The Halifax Regional Municipality’s economy is primarily service-based. The municipality’s diversified industrial base includes shipbuilding and aerospace, clothing and textile manufacturing, and food processing. Tourism is also an essential part of the economy, with visitors drawn to the city’s heritage, attractions, and natural beauty. The Halifax Regional Municipality also has a solid financial services sector.

Major employers around Halifax include the Department of National Defence, the Port of Halifax, Irving Shipbuilding, and more. The supply chain in Halifax has also been a significant economic generator in the city, increasing in recent years. These successes have led to new property developments and revitalization efforts in some working-class areas.

Many resource industries in Halifax largely take place in rural areas. There are 150 families operating farms in Halifax, most of which are located in the Musquodoboit Valley. In addition, fishing is happening along the coastlines with independent fishing harbors, such as Sheet Harbour Industrial Port.

In Halifax, natural gas is extracted from Sable Island, and mining resources are extracted in rural areas. Limestone mines are extracted in the Musquodoboit Valley, and gold is extracted from the Moose River.


A mayor and a 16-person council govern the Halifax Regional Municipality. The mayor is elected at large, and the district elects the councilors. Council oversees all facets of municipal government, including the police, libraries, fire department, water commission, public works, garbage management, and planning. Planning and development files, in particular, must be approved by provincial legislation.

There are three community councils to help make decisions in the city. Each council is made up of a few regional councilors that offer input from other areas.

Halifax is the capital of Nova Scotia and is home to the Nova Scotia House of Assembly. It’s also hailed as one of the finest examples of Palladian architecture in North America, which meets in Province House.


Halifax Harbour is a major port used by numerous shipping lines. The Royal Canadian Navy and the Canadian Coast Guard have significant Halifax installations. There’s also a public ferry service connecting downtown Halifax to two locations in Dartmouth and one more in Sheet Harbour, serving industrial users.

The Halifax Port Authority’s various shipping terminals constitute the eastern terminus of the Canadian National Railway’s transcontinental network.
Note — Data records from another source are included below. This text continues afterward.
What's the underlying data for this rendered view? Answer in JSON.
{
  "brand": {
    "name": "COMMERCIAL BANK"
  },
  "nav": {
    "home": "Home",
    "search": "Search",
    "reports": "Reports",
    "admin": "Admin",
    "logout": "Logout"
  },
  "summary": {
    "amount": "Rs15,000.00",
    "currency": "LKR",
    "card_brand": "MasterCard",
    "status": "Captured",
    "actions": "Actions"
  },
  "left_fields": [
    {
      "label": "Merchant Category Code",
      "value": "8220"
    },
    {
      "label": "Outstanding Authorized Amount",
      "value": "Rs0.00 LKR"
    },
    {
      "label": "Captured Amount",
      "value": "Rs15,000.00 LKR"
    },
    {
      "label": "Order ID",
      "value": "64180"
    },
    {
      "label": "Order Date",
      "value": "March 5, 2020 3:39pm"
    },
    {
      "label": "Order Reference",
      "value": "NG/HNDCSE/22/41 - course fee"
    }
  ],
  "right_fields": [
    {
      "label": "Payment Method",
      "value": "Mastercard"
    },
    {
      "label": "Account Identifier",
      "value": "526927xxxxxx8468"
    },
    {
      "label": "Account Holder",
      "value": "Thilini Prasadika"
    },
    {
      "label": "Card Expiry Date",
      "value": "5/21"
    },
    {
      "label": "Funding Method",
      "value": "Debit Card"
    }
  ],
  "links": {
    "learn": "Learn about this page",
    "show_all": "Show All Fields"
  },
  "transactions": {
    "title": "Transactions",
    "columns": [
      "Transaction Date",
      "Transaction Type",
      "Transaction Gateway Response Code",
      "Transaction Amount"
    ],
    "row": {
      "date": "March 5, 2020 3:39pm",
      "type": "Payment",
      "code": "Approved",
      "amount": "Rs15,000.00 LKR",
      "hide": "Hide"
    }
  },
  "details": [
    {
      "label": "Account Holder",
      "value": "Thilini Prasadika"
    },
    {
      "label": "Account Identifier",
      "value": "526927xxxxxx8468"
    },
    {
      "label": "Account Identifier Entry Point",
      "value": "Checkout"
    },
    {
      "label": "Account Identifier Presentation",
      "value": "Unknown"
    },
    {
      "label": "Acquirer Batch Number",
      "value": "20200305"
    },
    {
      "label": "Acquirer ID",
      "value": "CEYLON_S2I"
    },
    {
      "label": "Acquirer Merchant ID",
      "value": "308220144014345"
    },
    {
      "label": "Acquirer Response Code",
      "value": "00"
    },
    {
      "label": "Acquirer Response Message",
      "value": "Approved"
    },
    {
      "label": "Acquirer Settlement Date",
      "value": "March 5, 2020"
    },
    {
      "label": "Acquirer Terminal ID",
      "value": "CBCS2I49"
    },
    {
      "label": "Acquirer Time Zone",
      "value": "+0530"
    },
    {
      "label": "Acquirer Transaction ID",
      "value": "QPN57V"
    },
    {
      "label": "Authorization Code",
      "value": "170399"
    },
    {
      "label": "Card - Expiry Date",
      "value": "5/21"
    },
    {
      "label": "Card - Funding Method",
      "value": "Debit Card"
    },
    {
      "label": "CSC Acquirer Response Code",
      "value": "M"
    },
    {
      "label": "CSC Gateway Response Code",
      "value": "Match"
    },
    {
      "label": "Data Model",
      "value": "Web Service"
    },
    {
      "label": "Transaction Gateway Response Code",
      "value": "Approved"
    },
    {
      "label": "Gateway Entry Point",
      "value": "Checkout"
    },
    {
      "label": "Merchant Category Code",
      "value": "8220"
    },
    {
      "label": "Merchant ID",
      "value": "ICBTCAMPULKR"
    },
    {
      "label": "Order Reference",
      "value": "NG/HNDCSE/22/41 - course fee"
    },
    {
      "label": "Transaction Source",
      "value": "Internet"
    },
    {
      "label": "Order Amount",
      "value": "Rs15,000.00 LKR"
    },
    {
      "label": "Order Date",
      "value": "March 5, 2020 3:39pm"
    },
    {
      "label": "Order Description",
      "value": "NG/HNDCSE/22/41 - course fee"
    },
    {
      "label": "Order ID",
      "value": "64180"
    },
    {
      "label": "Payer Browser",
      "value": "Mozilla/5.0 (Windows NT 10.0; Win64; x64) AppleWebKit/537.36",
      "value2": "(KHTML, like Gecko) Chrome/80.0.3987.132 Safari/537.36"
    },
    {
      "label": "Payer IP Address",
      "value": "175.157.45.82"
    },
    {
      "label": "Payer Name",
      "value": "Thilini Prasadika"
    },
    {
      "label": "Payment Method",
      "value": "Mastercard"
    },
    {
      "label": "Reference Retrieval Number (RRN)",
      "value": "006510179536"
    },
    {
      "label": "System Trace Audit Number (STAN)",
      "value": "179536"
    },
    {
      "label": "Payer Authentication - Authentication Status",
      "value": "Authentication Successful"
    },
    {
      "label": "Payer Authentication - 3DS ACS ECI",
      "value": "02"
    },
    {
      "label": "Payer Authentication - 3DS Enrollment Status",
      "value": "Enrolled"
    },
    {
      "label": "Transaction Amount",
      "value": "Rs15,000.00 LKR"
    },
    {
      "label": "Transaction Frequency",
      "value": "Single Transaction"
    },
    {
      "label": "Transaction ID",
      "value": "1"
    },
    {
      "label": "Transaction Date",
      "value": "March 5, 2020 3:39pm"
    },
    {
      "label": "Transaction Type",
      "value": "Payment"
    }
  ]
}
Via Rail Canada provides overnight passenger rail service from the Halifax Railway Station three days a week. The Halifax Railway Station also serves as the terminus for Maritime Bus, which provides transportation across the Maritimes.

Halifax Stanfield International Airport is Canada’s eighth busiest airport by passenger traffic. One of their runways is dedicated to helicopters from CFB Halifax, which serve as the Royal Canadian Navy’s aviation component.

There are two bridges, the Angus L. Macdonald and A. Murray MacKay suspension bridges, and an extensive highway system allowing quick travel from one point in the core to another. Although efficient, these highways can also cause traffic jams at times of higher use.

Public transit in Halifax is provided by Halifax Transit, which operates buses and ferries throughout the region. Established in 1752, the municipality’s ferry service is North America’s oldest continuously running saltwater service.


Halifax is a fantastic city with a lot to offer visitors. From its beautiful waterfront and vibrant downtown core to the rolling hills of the North Shore and the bustling suburbs, there is something for everyone in Halifax. If you’re looking for accommodation options, check out our selection of hotels in Halifax. Alternatively, if you’re interested in activities and attractions, explore our listing of things to do in Halifax. We hope this article has helped you understand what awaits you when you visit Halifax next!